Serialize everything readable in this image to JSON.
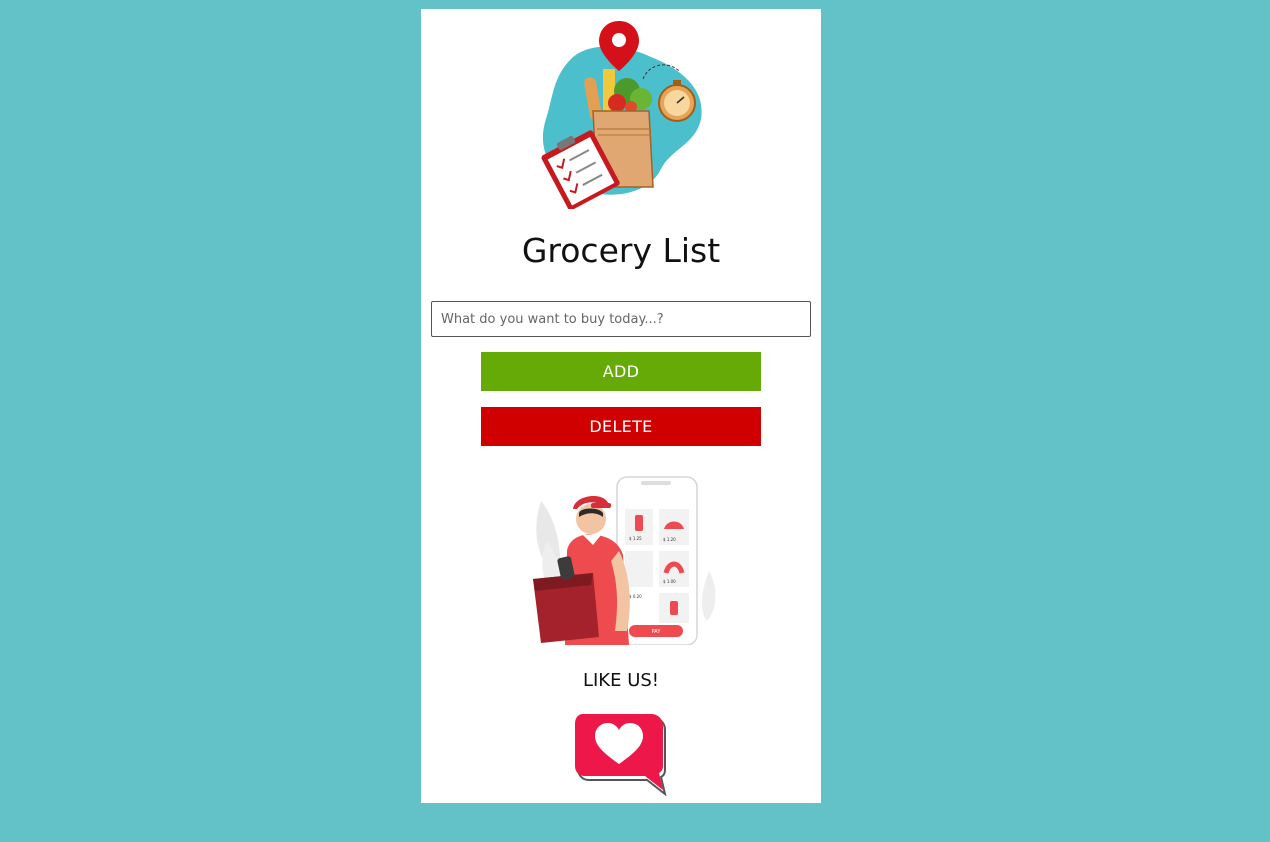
{
  "app": {
    "title": "Grocery List"
  },
  "search": {
    "placeholder": "What do you want to buy today...?",
    "value": ""
  },
  "buttons": {
    "add_label": "ADD",
    "delete_label": "DELETE"
  },
  "like": {
    "label": "LIKE US!"
  },
  "colors": {
    "background": "#63c2c7",
    "card": "#ffffff",
    "add_button": "#66aa08",
    "delete_button": "#d10000",
    "like_icon": "#ee1749"
  },
  "icons": {
    "hero": "grocery-bag-illustration",
    "delivery": "delivery-man-illustration",
    "like": "heart-speech-bubble-icon"
  },
  "delivery_app": {
    "prices": [
      "$ 1.25",
      "$ 1.20",
      "$ 1.00",
      "$ 0.20"
    ],
    "pay_label": "PAY"
  }
}
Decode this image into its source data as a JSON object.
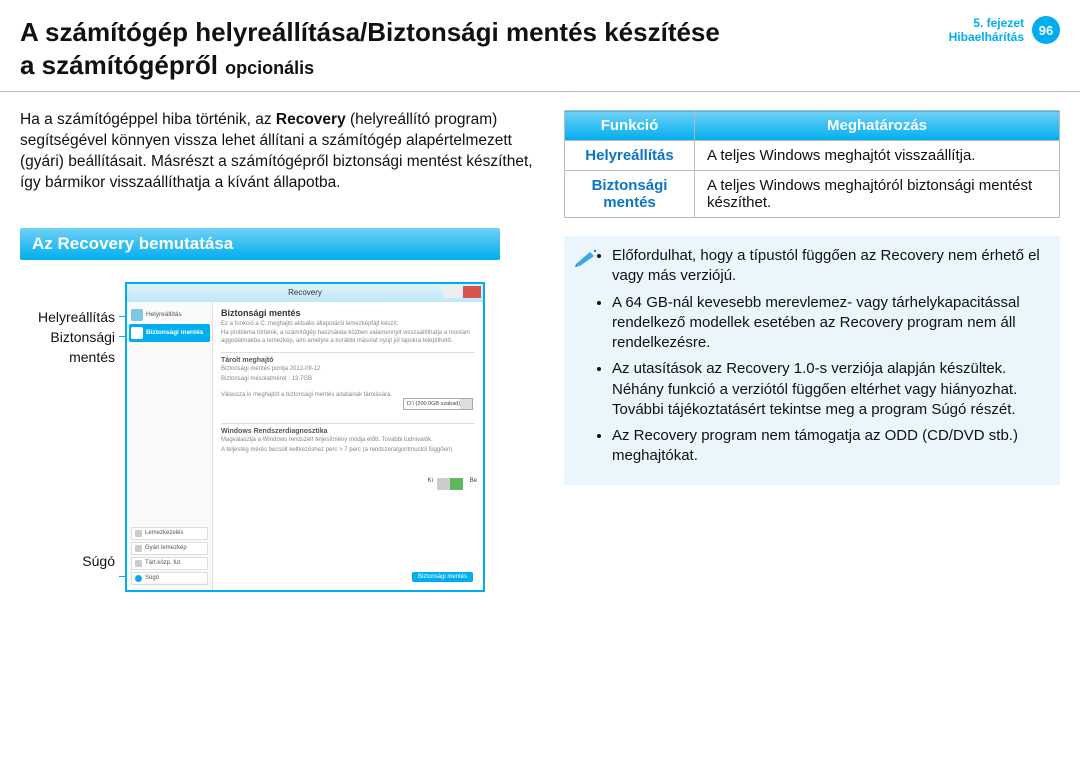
{
  "header": {
    "title_line1": "A számítógép helyreállítása/Biztonsági mentés készítése",
    "title_line2": "a számítógépről",
    "optional": "opcionális",
    "chapter_line1": "5. fejezet",
    "chapter_line2": "Hibaelhárítás",
    "page_number": "96"
  },
  "intro": {
    "p1_a": "Ha a számítógéppel hiba történik, az ",
    "p1_bold": "Recovery",
    "p1_b": " (helyreállító program) segítségével könnyen vissza lehet állítani a számítógép alapértelmezett (gyári) beállításait. Másrészt a számítógépről biztonsági mentést készíthet, így bármikor visszaállíthatja a kívánt állapotba."
  },
  "section_title": "Az Recovery bemutatása",
  "callouts": {
    "recovery": "Helyreállítás",
    "backup_l1": "Biztonsági",
    "backup_l2": "mentés",
    "help": "Súgó"
  },
  "screenshot": {
    "window_title": "Recovery",
    "side_recovery": "Helyreállítás",
    "side_backup": "Biztonsági mentés",
    "bottom1": "Lemezkezelés",
    "bottom2": "Gyári lemezkép",
    "bottom3": "Tárt.közp. fut.",
    "bottom_help": "Súgó",
    "main_heading": "Biztonsági mentés",
    "desc1": "Ez a funkció a C: meghajtó aktuális állapotáról lemezképfájt készít.",
    "desc2": "Ha probléma történik, a számítógép használata közben valamennyit visszaállíthatja a mostani aggodalmakba a lemezkép, ami amelyre a korábbi másolat nyújt jól lapokra telepíthető.",
    "sub1": "Tárolt meghajtó",
    "line1": "Biztonsági mentés pontja 2012-09-12",
    "line2": "Biztonsági mésolatméret : 13.7GB",
    "line3": "Válassza ki meghajtót a biztonsági mentés adatainak tárolására.",
    "dd": "D:\\ (200.0GB szabad)",
    "sub2": "Windows Rendszerdiagnosztika",
    "line4": "Magválasztja a Windows rendszert teljesítmény módja előtt. További tudnivalók.",
    "line5": "A teljestég mérés becsült keltkezéshez perc > 7 perc (a rendszeralgoritmustól függően)",
    "toggle_off": "Ki",
    "toggle_on": "Be",
    "button": "Biztonsági mentés"
  },
  "table": {
    "h1": "Funkció",
    "h2": "Meghatározás",
    "r1c1": "Helyreállítás",
    "r1c2": "A teljes Windows meghajtót visszaállítja.",
    "r2c1": "Biztonsági mentés",
    "r2c2": "A teljes Windows meghajtóról biztonsági mentést készíthet."
  },
  "notes": {
    "n1": "Előfordulhat, hogy a típustól függően az Recovery nem érhető el vagy más verziójú.",
    "n2": "A 64 GB-nál kevesebb merevlemez- vagy tárhelykapacitással rendelkező modellek esetében az Recovery program nem áll rendelkezésre.",
    "n3": "Az utasítások az Recovery 1.0-s verziója alapján készültek. Néhány funkció a verziótól függően eltérhet vagy hiányozhat. További tájékoztatásért tekintse meg a program Súgó részét.",
    "n4": "Az Recovery program nem támogatja az ODD (CD/DVD stb.) meghajtókat."
  }
}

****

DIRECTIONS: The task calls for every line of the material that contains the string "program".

OUTPUT OF THE TASK:
    "p1_b": " (helyreállító program) segítségével könnyen vissza lehet állítani a számítógép alapértelmezett (gyári) beállításait. Másrészt a számítógépről biztonsági mentést készíthet, így bármikor visszaállíthatja a kívánt állapotba."
    "n2": "A 64 GB-nál kevesebb merevlemez- vagy tárhelykapacitással rendelkező modellek esetében az Recovery program nem áll rendelkezésre.",
    "n3": "Az utasítások az Recovery 1.0-s verziója alapján készültek. Néhány funkció a verziótól függően eltérhet vagy hiányozhat. További tájékoztatásért tekintse meg a program Súgó részét.",
    "n4": "Az Recovery program nem támogatja az ODD (CD/DVD stb.) meghajtókat."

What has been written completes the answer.